■ PROMPT: Lines holding the string "AnFr安鉉" are the ones to copy; find them all in the data.

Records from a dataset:
[Start of Attachment]

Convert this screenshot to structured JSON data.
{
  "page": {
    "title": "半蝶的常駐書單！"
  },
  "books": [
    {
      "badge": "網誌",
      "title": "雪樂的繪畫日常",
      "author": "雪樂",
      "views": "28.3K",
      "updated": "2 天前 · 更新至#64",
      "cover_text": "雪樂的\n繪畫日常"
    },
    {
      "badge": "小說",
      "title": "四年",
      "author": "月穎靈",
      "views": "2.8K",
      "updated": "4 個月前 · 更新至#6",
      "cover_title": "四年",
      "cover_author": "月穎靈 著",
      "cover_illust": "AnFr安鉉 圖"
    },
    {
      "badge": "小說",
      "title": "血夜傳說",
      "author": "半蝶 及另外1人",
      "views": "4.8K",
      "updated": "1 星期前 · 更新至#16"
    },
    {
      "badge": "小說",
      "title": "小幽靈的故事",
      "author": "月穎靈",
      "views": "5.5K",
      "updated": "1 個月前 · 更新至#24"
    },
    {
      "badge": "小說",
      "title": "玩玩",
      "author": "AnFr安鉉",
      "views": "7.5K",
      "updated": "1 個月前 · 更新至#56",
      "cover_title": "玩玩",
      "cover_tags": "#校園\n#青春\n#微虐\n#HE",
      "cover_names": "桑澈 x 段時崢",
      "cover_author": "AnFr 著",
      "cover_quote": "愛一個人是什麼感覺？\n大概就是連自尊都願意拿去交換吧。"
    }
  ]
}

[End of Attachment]

■ COMPLETED EXERCISE:
      "cover_illust": "AnFr安鉉 圖"
      "author": "AnFr安鉉",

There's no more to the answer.